Exercise directions — I need every line that includes the word "bluetooth" copied from the material.
=== Section Start ===
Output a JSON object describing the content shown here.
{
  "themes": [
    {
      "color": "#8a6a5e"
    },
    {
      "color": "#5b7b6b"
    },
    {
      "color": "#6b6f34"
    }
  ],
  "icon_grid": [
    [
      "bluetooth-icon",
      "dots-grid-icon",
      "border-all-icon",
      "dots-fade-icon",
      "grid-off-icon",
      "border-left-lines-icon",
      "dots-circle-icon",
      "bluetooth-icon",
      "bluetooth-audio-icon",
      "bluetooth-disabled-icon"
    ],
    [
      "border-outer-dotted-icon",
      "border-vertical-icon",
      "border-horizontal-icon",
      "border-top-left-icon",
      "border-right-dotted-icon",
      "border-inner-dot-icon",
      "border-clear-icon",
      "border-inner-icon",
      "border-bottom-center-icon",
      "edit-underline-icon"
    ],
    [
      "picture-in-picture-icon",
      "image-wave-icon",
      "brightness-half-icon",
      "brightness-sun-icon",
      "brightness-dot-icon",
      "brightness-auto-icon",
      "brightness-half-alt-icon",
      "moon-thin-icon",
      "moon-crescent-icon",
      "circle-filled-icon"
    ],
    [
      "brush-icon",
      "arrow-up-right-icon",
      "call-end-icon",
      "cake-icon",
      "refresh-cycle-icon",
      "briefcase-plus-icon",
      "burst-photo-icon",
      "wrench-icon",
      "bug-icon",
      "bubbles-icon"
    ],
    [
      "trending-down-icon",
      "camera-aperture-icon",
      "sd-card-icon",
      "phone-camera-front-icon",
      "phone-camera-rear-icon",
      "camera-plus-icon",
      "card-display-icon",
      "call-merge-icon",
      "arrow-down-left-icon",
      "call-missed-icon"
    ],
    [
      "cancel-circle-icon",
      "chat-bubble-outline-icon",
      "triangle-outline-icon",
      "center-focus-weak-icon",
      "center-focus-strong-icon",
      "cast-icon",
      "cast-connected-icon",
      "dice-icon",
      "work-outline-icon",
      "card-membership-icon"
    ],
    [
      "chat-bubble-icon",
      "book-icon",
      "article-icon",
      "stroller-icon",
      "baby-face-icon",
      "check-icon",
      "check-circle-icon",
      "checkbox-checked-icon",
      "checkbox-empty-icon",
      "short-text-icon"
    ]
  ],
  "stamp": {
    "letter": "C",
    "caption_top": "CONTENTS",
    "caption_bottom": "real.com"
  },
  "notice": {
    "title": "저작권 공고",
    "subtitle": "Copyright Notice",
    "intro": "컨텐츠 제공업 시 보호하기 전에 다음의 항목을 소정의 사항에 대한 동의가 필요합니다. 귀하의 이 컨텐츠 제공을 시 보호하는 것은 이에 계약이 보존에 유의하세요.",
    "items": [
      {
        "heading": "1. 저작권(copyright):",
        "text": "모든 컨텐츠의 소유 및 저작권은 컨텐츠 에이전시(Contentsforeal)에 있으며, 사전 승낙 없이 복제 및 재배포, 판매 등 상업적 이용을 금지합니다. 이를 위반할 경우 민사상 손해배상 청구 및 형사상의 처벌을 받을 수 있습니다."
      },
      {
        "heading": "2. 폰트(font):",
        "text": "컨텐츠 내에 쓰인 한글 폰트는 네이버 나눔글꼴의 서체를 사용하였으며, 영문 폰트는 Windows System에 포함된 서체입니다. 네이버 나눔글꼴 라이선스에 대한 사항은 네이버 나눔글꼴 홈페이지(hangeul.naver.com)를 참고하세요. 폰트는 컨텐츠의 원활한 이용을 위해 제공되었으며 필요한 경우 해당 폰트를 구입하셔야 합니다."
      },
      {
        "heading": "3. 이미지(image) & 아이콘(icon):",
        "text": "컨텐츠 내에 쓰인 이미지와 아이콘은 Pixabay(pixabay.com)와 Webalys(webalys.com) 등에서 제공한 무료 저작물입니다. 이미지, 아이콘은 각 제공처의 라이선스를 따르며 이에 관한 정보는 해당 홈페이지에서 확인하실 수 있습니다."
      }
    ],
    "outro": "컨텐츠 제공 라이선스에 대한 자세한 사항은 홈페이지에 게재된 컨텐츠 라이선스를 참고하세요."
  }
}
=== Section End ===
Finished exercise —
      "bluetooth-icon",
      "bluetooth-icon",
      "bluetooth-audio-icon",
      "bluetooth-disabled-icon"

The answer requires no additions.